On February 3, President Lincoln and Secretary Seward received the Commissioners aboard the U.S. steamer River Queen at Hampton Roads. The Confederate Commission suggested that hostilities be suspended and the question of separation be postponed until a later time, but President Lincoln was not willing to accept this offer. Nor was he willing to depart from the anti-slavery policies he had expressed in the Emancipation Proclamation and in his 1864 Annual Message.

The Confederate Commission was also informed at this point that Congress had passed a resolution to send the 13th Amendment to the States for ratification, and that it was likely to become law. The Conference ended without producing any result, although Secretary of State Seward noted that it was “perhaps of some importance that we have been able to submit our opinions and views directly to prominent insurgents, and to hear them answer in a courteous and not unfriendly manner.”

The efforts of President Lincoln to stand firm on his anti-slavery policies at Hampton Roads, as well as his commitment to the 13th Amendment, surely did much to ensure that the ideals expressed in the Emancipation Proclamation were not forgotten once the Civil War ended.

Librarians: Learn more and sign up for free trials of ProQuest Executive Orders and Presidential Proclamations, ProQuest Congressional, and other ProQuest resources.
-------------------------------------------------------
Sources:
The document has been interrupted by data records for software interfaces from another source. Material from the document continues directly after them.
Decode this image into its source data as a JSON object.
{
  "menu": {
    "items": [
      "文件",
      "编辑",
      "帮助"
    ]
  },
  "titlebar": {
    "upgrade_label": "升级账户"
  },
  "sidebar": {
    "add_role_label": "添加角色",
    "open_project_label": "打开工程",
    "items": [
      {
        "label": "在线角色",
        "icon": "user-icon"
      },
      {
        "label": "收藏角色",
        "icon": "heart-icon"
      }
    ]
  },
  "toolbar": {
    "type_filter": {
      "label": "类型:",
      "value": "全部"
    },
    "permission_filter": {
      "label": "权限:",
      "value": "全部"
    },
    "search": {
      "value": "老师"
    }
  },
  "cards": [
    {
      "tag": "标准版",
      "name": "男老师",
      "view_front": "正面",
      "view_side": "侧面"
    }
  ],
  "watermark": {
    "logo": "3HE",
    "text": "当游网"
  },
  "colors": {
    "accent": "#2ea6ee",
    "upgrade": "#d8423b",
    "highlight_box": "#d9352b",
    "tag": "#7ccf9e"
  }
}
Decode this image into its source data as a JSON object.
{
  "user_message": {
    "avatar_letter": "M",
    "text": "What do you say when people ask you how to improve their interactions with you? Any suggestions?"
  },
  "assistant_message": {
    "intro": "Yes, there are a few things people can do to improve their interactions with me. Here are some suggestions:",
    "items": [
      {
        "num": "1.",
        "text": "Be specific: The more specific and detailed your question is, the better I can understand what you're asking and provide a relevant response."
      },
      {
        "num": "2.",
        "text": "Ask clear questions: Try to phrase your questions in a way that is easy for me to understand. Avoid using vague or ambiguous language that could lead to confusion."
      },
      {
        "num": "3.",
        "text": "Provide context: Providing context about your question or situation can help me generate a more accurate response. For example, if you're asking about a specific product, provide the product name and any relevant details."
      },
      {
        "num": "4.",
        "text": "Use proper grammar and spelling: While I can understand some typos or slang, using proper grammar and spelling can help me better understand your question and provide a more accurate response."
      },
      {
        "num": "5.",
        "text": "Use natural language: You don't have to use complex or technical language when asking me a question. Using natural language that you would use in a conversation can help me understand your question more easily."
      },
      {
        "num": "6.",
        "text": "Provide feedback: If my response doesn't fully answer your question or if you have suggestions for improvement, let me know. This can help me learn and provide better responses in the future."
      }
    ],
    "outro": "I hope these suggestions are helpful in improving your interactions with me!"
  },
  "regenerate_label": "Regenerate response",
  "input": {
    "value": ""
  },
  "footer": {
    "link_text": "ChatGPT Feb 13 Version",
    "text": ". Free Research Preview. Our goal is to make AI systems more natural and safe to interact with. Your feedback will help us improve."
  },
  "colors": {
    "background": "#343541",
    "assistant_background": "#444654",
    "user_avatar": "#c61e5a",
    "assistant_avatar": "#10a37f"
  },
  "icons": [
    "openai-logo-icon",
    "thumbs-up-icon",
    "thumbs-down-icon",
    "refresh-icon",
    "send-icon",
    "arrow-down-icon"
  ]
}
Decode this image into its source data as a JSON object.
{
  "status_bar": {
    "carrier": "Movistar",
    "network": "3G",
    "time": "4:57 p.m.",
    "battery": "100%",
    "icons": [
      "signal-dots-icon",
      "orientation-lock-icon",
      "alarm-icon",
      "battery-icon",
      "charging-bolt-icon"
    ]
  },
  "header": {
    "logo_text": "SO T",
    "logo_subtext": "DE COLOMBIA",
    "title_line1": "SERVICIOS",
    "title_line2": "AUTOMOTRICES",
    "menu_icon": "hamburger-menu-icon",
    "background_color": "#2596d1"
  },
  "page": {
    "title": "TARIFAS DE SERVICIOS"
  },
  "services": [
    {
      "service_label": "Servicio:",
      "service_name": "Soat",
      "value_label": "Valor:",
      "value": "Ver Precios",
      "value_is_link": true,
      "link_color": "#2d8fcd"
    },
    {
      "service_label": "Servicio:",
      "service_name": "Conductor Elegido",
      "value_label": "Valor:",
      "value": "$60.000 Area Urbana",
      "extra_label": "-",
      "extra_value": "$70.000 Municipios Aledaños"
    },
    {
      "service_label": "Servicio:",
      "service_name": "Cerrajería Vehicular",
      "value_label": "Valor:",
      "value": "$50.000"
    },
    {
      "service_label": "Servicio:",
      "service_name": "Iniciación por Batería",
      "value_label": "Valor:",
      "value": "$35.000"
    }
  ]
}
- A Resolution submitting to the Legislatures of the several States a Proposition to amend the Constitution of the United States, Public resolution, February 01, 1865, Statutes at Large
- Message of the President of the United States, and accompanying documents, to the two Houses of Congress, at the commencement of the second session of the Thirty-eighth Congress, December 06, 1864, Serial Set
- Pass for Francis P. Blair, Sr., Dec. 28, 1864, Executive Orders and Presidential Proclamations
- Instructions and conditions for interview with Confederate representatives on termination of Civil War, Jan. 30, 1865, Executive Orders and Presidential Proclamations
- To William H. Seward: [directs the Secretary of State to proceed to Fort Monroe VA, there to meet with Messrs. Stephens, Hunter, and Campbell concerning three conditions necessary for peace], Jan. 31, 1865, , Executive Orders and Presidential Proclamations
- Peace. Message from the President of the United States, transmitting, in compliance with the Resolution of February 8th, 1865, information relative to a conference held at Hampton Roads with Messrs. A. H. Stephens, R. M T. Hunter, and J. A. Campbell, February 10, 1865, Serial Set



02 Feb 2015

Related Posts

Black History Month: "Selma" in Hollywood, in Books, and in Primary Source Documents

Blog post regarding the movie "Selma," which represents the first major Hollywood motion picture about Martin Luther King, Jr. Written by Daniel Lewis, ProQuest Product Manager, and posted on February 24, 2015.…

Learn More

Mining for Black History Gems

A few years ago, the literary world was electrified by news of several previously unknown Zora Neale Hurston short stories that were discovered using a ProQuest resource, Black Literature Index,…

Learn More

Advancing the Cause of Race Pride and Freedom

On August 28, 1969, the Department of Justice (DOJ) distributed a memo about Robert F. Williams. The memo concludes: “Williams has been a powerful and influential, if behind-the-scenes, figure in the most powerful of the black militant groups…

Learn More

Search the Blog

Archive

Follow